It is always worthwhile to ponder the truth of the often quoted observation that the world is now like a global village. What happens in one part of the world ripples like a wave on the water across the rest of the world touching all in its path. Nothing else brought this home more clearly than the worldwide grief and tragedy at the loss of so many lives often as a result of a fanatical believer of some faith or political group.

Freedom of Religion remains an ongoing struggle around the world, as anyone aware of the mass migrations taking place across the Middle East and Europe in recent years. Migration, for whatever reason, whether to pursue the dream or escape from a nightmare, is something that happens in large part by air. Airport Arrivals Halls are the ‘Ellis Island’ of our own generation. Chaplains often have a role in meeting vulnerable passengers, and we can be among the first to send out the signal that these new arrivals can and will indeed have freedom in this new place.

Exercising a ministry of service to an airport community, means that we frequently simply put ourselves at the disposal of those whom we serve, and if there is a crisis which requires an urgent response, then we need to respond.

Providing a place for people to pray (whether to cry out in pain or in praise) is one aspect of that hospitality. Our welcome and acceptance is another, as is walking with them, even if only for a short while, as they cross the threshold into a new country.

For this reason, it is important that we have a chaplaincy – for everyone, whether religious or not – and most of all – we have airport chaplains who are ministers and pastors to help, support and guide – anyone – not just those who share our particular faith or practice – and if, for some reason, we ourselves are not equipped to help, to support or to guide, then we are obliged to find someone who can.

The calmest place in the airport is the air traffic control tower. It is, in one way, the ‘calm centre’ of the whole operation. We should aspire to be something similar at ground level, for our colleagues and for the public we meet, for our chaplaincy colleagues, and, above all, for the sake of our own ministry. Of course, how to achieve that is something we probably need to minister to (and be ministered to by) one another.

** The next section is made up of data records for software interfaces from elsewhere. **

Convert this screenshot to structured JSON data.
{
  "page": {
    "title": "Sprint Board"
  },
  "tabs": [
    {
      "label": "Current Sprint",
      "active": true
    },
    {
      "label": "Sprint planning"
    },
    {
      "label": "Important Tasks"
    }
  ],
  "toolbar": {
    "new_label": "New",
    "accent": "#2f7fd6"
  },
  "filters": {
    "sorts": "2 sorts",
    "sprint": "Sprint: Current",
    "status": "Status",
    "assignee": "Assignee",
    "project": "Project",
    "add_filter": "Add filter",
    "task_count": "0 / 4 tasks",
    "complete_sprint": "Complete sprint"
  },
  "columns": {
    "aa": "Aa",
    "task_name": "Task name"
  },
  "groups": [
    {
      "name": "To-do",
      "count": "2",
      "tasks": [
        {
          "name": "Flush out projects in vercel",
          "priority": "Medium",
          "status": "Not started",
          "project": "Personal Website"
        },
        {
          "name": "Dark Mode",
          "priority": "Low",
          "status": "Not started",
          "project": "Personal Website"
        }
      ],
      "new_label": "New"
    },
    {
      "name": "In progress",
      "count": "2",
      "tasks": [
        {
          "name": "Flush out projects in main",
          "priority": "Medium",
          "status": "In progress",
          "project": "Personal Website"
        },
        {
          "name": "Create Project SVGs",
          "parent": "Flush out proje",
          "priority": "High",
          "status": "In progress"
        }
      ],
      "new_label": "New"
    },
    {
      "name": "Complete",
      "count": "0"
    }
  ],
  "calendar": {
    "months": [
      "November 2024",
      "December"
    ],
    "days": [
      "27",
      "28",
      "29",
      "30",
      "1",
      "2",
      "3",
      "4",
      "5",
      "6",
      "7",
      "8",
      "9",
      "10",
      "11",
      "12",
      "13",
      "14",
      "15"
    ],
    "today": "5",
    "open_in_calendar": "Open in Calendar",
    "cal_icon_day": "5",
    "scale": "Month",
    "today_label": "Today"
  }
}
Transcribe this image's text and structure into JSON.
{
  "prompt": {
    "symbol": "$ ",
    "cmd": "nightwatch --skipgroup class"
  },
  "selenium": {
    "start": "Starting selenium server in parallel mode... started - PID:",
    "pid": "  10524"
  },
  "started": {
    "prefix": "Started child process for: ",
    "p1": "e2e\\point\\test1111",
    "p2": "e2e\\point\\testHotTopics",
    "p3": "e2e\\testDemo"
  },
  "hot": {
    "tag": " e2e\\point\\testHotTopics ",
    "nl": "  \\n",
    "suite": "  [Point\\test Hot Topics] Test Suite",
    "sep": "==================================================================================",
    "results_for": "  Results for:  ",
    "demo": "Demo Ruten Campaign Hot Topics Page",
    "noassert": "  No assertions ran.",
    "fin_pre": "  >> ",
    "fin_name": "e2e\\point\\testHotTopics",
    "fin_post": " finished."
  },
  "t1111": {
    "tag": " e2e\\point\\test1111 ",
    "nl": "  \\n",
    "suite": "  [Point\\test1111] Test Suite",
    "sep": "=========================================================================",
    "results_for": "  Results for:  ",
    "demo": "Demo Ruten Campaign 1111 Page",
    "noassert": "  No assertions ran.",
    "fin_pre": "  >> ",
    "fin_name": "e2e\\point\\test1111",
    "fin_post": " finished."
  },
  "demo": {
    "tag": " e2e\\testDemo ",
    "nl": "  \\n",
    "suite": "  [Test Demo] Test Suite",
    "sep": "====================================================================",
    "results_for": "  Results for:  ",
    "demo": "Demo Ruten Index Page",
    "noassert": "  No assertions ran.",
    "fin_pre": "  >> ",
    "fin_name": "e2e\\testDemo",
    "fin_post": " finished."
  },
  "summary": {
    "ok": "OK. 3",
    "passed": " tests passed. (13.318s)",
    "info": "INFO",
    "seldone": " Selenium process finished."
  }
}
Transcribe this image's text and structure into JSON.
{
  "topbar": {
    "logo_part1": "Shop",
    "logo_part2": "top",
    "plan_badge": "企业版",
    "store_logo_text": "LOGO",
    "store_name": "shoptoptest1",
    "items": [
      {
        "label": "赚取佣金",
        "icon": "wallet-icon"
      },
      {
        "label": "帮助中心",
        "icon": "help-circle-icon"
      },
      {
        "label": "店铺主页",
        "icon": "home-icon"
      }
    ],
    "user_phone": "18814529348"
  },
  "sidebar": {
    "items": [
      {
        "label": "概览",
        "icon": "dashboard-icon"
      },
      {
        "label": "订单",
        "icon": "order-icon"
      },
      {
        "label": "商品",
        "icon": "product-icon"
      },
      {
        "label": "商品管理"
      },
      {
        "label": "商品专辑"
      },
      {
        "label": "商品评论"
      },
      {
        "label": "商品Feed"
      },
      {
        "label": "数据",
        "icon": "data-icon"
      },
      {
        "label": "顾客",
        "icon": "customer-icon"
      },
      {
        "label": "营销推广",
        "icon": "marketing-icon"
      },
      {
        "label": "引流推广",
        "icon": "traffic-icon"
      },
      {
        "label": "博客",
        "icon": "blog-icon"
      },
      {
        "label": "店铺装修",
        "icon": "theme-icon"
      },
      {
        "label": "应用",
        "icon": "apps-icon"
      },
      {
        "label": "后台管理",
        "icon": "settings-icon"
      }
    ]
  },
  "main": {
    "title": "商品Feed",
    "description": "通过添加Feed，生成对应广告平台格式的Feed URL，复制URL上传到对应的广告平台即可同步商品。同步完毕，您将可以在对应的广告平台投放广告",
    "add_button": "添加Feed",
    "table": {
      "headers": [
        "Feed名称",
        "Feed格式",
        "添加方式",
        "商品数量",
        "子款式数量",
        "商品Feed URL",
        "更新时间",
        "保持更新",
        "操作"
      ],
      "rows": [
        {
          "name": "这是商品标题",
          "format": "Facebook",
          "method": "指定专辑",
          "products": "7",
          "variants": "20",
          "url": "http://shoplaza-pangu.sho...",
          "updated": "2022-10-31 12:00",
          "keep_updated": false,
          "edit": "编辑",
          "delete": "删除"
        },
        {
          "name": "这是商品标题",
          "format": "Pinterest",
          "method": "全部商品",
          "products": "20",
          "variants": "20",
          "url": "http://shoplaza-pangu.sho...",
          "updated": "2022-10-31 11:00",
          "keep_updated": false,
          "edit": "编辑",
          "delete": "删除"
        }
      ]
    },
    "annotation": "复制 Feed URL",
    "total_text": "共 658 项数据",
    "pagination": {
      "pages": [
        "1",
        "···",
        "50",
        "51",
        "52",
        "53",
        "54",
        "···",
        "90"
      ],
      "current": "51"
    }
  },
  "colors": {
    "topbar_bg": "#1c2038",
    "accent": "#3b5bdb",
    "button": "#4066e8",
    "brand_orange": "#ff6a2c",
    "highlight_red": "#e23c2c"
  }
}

…which is why it is so important for us to meet together each year at our annual conference. We look forward to being together in Melbourne to share and encourage each other in our ministries.

The Revd George Lane – IACAC President